- Medical College of Georgia in Augusta
- Mercer University School of Medicine in Macon
- Morehouse School of Medicine in Atlanta
You should check with the institution you are interested in donating to. Terms and acceptance onto a body donation program can vary.
What do you do if your loved one dies away from Georgia?
As a more mobile population, this is happening more often today. If your loved one dies whilst away from Georgia, you will need the services of a mortuary shipper. To find out more about shipping human remains domestically, or indeed internationally, visit our Funeral Shipping section.
Where do I get a copy of a death certificate from in Georgia?
Death certificates are only issued to family members or legal representatives with a tangible interest. A certified copy of a death record can be obtained from the Georgia Vital Records Office in Atlanta, or from the county office. You can obtain a copy in person, by mail or online. Do check the office opening hours if you decide to apply in person. You will need to provide ID and fill in an application form.
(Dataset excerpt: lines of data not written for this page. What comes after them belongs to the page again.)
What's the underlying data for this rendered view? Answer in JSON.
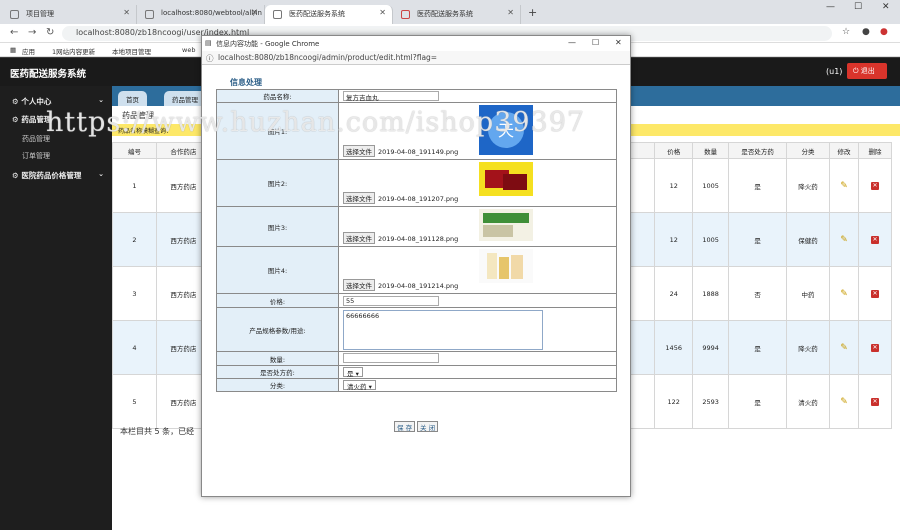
{
  "browser": {
    "tabs": [
      {
        "title": "项目管理"
      },
      {
        "title": "localhost:8080/webtool/all/in"
      },
      {
        "title": "医药配送服务系统"
      },
      {
        "title": "医药配送服务系统"
      }
    ],
    "url": "localhost:8080/zb18ncoogi/user/index.html",
    "bookmarks": [
      "应用",
      "1网站内容更新",
      "本地项目管理",
      "web"
    ]
  },
  "app": {
    "title": "医药配送服务系统",
    "user": "(u1)",
    "logout_label": "退出"
  },
  "sidebar": {
    "items": [
      {
        "label": "个人中心"
      },
      {
        "label": "药品管理"
      },
      {
        "label": "药品管理"
      },
      {
        "label": "订单管理"
      },
      {
        "label": "医院药品价格管理"
      }
    ]
  },
  "main": {
    "tabs": [
      {
        "label": "首页"
      },
      {
        "label": "药品管理"
      }
    ],
    "title": "药品管理",
    "search_label": "药品名称模糊查询：",
    "table": {
      "headers": [
        "编号",
        "合作药店",
        "价格",
        "数量",
        "是否处方药",
        "分类",
        "修改",
        "删除"
      ],
      "rows": [
        {
          "id": "1",
          "shop": "西方药店",
          "price": "12",
          "qty": "1005",
          "rx": "是",
          "cat": "降火药"
        },
        {
          "id": "2",
          "shop": "西方药店",
          "price": "12",
          "qty": "1005",
          "rx": "是",
          "cat": "保健药"
        },
        {
          "id": "3",
          "shop": "西方药店",
          "price": "24",
          "qty": "1888",
          "rx": "否",
          "cat": "中药"
        },
        {
          "id": "4",
          "shop": "西方药店",
          "price": "1456",
          "qty": "9994",
          "rx": "是",
          "cat": "降火药"
        },
        {
          "id": "5",
          "shop": "西方药店",
          "price": "122",
          "qty": "2593",
          "rx": "是",
          "cat": "清火药"
        }
      ]
    },
    "footer": "本栏目共 5 条，已经"
  },
  "popup": {
    "window_title": "信息内容功能 - Google Chrome",
    "url": "localhost:8080/zb18ncoogi/admin/product/edit.html?flag=",
    "heading": "信息处理",
    "fields": {
      "name_label": "药品名称:",
      "name_value": "复方吉血丸",
      "img1_label": "图片1:",
      "img2_label": "图片2:",
      "img3_label": "图片3:",
      "img4_label": "图片4:",
      "choose_file": "选择文件",
      "img1_file": "2019-04-08_191149.png",
      "img2_file": "2019-04-08_191207.png",
      "img3_file": "2019-04-08_191128.png",
      "img4_file": "2019-04-08_191214.png",
      "price_label": "价格:",
      "price_value": "55",
      "desc_label": "产品规格参数/用途:",
      "desc_value": "66666666",
      "qty_label": "数量:",
      "qty_value": "",
      "rx_label": "是否处方药:",
      "rx_value": "是",
      "cat_label": "分类:",
      "cat_value": "清火药"
    },
    "save_label": "保 存",
    "close_label": "关 闭"
  },
  "watermark": "https://www.huzhan.com/ishop39397",
  "colors": {
    "accent": "#2d6d9c",
    "logout": "#d9342b",
    "search_bg": "#fde868"
  }
}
The fee for a death certificate in Georgia is $25.00 for the first copy and $5.00 for each additional copy.
2600 Skyland Drive, NE
Atlanta, GA 30319
What should you do if you have a complaint about funeral services or products you have purchased?
The state board licenses all funeral homes in Georgia, and in the event that you should have a grievance with a licensed establishment that you cannot resolve with the funeral home, you can lodge a formal complaint with the state board.
The Georgia Board of Funeral Service can be reached at 237 Coliseum Drive, Macon, GA, 31217 Phone (478) 207-2440
Funeral Consumer Support in Georgia
The Funeral Consumers Alliance has a chapter in Georgia, and they provide member services to assist people in arranging funeral services.
- Understanding the FTC Funeral Rule
- Glossary of Funeral Terms: How to Understand the General Price List